• Work instructions
All lines of the material below that include the string "Todo" are to be copied.

= = = = =

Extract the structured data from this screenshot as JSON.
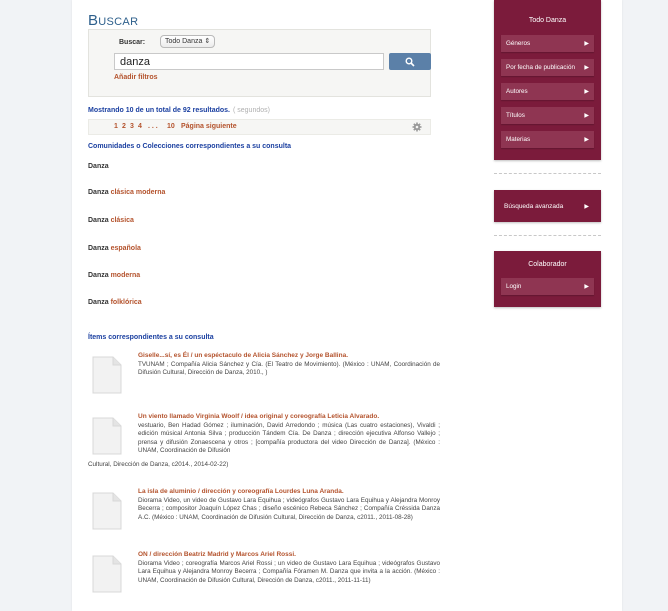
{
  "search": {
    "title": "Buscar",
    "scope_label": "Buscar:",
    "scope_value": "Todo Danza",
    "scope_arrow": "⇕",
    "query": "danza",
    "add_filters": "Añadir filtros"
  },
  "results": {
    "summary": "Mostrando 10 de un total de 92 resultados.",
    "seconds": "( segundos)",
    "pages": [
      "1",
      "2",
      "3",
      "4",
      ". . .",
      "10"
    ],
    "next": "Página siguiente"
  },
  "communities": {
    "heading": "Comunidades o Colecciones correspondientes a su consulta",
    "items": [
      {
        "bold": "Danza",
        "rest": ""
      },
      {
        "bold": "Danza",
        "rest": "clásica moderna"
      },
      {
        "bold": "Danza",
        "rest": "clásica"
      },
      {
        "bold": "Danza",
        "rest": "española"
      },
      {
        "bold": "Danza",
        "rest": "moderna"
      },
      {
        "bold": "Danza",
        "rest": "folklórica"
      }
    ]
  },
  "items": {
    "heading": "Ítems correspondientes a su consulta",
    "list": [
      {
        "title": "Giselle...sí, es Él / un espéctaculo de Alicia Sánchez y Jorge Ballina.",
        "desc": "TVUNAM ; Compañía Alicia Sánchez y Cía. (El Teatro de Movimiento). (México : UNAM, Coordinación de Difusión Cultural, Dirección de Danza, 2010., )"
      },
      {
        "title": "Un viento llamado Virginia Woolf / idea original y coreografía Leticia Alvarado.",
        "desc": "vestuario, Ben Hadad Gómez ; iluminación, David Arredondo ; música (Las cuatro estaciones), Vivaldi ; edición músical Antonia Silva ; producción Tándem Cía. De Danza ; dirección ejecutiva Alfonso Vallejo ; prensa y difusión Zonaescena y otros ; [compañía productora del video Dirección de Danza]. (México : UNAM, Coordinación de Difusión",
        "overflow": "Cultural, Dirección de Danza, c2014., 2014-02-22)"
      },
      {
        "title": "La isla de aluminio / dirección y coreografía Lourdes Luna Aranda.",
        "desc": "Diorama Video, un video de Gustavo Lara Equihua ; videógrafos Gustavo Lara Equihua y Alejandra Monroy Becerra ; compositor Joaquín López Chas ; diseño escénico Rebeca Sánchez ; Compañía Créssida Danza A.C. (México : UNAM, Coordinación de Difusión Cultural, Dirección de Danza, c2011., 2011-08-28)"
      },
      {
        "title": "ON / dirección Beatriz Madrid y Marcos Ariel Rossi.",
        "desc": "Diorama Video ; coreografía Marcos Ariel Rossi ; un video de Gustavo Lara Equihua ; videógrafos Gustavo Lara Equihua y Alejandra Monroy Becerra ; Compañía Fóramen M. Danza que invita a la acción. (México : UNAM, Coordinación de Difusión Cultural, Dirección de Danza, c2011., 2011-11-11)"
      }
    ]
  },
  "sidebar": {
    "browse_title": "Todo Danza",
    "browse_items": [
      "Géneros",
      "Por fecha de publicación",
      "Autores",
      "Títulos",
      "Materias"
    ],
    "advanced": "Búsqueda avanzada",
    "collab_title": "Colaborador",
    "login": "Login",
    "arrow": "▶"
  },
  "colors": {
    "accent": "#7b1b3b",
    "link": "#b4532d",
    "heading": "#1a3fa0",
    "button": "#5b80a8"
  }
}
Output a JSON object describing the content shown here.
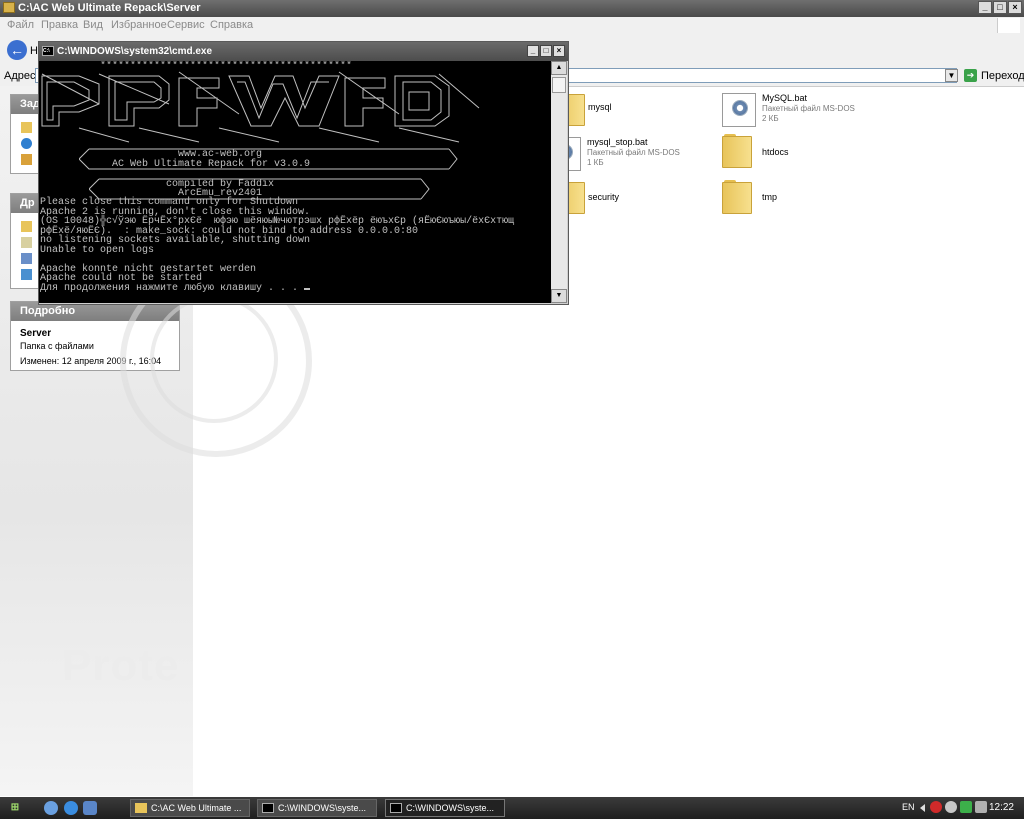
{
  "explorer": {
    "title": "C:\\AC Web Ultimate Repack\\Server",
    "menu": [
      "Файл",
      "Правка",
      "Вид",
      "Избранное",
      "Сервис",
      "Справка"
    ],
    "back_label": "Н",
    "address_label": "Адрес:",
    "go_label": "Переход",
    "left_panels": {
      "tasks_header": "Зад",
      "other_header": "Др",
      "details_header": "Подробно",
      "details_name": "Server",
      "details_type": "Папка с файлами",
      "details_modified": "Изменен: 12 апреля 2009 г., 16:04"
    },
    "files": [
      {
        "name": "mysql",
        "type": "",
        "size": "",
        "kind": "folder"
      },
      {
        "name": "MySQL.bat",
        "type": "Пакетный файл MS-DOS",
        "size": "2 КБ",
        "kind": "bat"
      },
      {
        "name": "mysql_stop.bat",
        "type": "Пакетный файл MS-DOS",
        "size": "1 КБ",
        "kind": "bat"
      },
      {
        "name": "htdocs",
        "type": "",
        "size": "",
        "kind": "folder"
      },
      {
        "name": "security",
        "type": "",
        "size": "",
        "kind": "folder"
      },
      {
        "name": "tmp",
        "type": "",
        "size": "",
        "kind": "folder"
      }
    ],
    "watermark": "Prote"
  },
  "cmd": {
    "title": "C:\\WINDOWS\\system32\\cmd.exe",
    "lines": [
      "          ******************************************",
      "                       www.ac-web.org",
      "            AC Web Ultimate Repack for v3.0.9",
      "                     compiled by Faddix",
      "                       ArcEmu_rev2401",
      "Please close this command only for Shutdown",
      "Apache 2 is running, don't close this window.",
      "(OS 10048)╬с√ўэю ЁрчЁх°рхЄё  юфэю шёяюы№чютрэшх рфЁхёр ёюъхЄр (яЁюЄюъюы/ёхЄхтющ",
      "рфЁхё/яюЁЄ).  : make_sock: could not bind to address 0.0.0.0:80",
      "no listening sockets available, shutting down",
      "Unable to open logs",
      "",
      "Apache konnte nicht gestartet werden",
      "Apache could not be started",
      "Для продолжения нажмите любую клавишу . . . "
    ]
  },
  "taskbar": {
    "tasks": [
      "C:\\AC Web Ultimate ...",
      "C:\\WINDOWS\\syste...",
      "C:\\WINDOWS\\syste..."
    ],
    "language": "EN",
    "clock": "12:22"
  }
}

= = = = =

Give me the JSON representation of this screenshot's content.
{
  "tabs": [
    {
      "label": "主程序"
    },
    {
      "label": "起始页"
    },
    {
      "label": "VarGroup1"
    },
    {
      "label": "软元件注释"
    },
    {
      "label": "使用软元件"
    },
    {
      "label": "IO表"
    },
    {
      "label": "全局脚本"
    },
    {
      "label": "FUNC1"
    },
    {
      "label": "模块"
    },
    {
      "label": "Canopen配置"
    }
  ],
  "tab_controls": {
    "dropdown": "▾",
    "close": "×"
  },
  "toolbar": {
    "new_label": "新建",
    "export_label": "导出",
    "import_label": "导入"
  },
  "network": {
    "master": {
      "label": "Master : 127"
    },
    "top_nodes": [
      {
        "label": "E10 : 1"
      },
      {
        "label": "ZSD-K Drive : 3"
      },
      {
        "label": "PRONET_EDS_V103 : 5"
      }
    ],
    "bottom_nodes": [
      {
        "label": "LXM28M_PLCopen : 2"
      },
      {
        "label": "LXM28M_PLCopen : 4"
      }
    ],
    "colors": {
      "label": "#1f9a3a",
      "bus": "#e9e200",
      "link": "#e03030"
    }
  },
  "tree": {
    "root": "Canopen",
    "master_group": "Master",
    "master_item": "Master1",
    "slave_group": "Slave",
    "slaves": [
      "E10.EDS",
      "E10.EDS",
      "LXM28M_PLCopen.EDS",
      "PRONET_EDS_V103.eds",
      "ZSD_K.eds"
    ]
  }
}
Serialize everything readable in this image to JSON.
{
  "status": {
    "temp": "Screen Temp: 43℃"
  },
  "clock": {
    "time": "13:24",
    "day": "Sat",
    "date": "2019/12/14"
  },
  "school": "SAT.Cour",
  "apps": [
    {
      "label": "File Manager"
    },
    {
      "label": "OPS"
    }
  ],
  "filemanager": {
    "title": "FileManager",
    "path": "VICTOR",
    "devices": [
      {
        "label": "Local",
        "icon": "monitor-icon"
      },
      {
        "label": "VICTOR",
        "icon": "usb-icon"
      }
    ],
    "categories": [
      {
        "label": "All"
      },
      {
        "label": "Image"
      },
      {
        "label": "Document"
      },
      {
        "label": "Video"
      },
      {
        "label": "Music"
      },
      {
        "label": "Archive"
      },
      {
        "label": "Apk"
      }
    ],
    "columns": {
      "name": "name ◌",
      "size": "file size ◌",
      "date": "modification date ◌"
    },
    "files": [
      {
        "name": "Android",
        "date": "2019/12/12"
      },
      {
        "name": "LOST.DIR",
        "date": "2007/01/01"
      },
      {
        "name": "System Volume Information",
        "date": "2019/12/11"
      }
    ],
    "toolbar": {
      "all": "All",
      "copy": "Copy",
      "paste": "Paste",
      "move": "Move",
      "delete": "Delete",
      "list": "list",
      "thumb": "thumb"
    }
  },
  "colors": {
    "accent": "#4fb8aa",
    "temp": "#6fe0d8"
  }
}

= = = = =

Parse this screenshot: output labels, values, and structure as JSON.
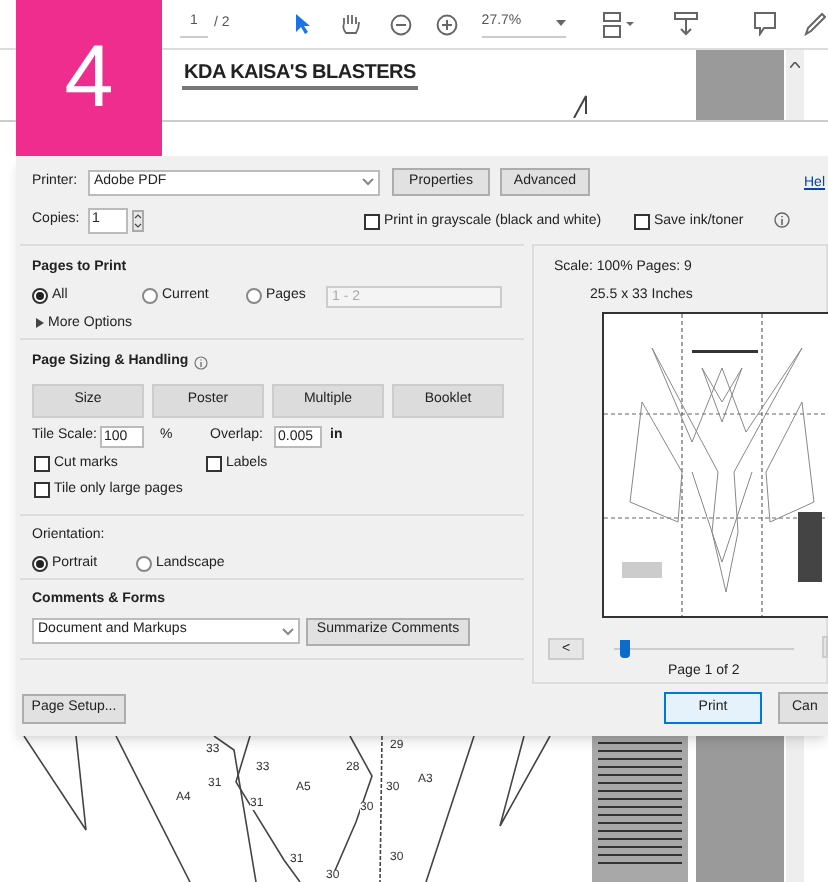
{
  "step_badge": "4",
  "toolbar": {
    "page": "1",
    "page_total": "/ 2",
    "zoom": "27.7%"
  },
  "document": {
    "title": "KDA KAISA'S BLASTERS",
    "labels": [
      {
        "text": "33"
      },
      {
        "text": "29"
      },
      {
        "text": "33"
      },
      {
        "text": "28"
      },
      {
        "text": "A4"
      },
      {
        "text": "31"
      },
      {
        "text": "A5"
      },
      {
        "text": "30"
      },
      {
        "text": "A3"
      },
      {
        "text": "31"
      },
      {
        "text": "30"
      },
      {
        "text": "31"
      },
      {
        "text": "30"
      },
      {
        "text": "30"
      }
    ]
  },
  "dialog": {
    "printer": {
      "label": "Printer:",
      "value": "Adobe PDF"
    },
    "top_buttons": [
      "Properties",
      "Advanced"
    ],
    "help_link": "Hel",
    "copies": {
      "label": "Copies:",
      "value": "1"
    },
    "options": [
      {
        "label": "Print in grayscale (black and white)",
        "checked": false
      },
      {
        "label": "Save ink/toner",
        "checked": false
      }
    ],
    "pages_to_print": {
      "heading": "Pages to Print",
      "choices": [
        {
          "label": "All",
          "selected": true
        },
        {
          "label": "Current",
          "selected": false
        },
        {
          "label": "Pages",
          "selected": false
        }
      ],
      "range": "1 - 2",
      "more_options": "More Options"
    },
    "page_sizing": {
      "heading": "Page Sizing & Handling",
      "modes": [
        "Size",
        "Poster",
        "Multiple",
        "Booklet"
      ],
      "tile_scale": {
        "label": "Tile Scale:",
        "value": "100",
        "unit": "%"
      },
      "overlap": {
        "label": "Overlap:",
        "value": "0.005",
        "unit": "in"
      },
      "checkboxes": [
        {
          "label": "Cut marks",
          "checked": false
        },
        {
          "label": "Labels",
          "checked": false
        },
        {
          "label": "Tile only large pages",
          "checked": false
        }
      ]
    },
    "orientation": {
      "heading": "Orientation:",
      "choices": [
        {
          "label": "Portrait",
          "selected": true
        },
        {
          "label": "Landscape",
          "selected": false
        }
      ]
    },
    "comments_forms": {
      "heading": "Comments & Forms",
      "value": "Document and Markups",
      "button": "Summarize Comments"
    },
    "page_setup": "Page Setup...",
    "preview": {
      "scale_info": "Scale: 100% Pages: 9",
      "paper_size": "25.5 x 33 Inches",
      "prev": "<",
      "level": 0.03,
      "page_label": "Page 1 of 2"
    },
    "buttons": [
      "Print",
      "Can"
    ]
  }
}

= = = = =

• Result of this exercise
    "scope_value": "Todo Danza",
    "browse_title": "Todo Danza",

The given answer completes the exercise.